The big challenge for the film was somehow getting the viewers to experience the food. It’s certainly a difficult task when we can neither taste nor smell it! All the slo-mo smelling and tasting and eye-closed lip-pursing can only get us so far without engaging our other senses. I think the filmmakers have used colour and sound quite well to substitute for taste and smell, but it’s never going to be quite the same.
I thought the plot was actually fairly shallow and predictable. There was a great opportunity to explore the racial tension, particularly the drama that parallels the Kadam family’s reason for leaving India. Sadly, there’s no room for it in the film. It leaves questions and issues unaddressed, but I can see why the filmmakers made the decision; going down that road would have given us a much darker film. As it is, the drama is focused on the food and the relationships centred around it, and it’s a lot lighter for it.
It’s the food that shows us the divisions, but it’s also the food that serves as the centre of reconciliation. The food brings people together, brings families together, brings eastern and western cultures together.

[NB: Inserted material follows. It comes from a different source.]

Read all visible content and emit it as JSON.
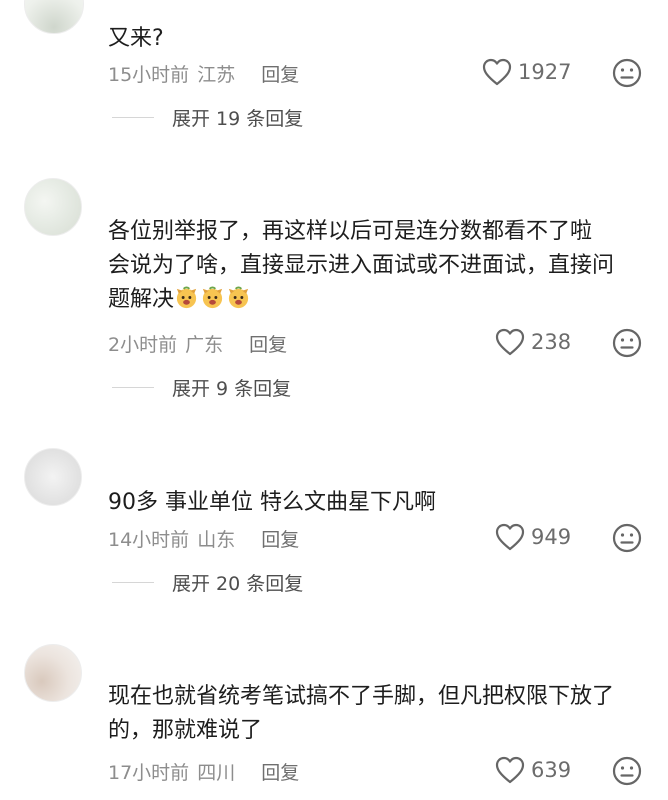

It’s the same picture we see in the Bible. In Matthew 8, Jesus says:
“I tell you, many will come from east and west and recline at table with Abraham, Isaac, and Jacob in the kingdom of heaven”.
What a great picture of reconciliation this is! This movie shows us a glimpse of heaven, where people will eat together united not by food, but by Jesus.
The movie also got me thinking about all the times Jesus ate with people in the gospels. He didn’t just eat with his friends, but with all sorts of people! It got me wondering about how often I share a table with people different to me (like I will in heaven!).
The Hundred-Foot Journey is a good film. It wants us to feel good (and hungry, though I’m told that doesn’t count as an ‘emotion’), and it succeeds! I was slightly disappointed by the lack of depth, but it didn’t really detract from the overall feel of the film. This film…*closes eyes, breathes in the aroma deeply, purses lips*… makes me long for a taste of heaven. I’m giving it 4 out of 5 stars.
The Hundred-Foot Journey will be released in the US on August 8th, in Australia on August 14th, and in the UK on September 5th.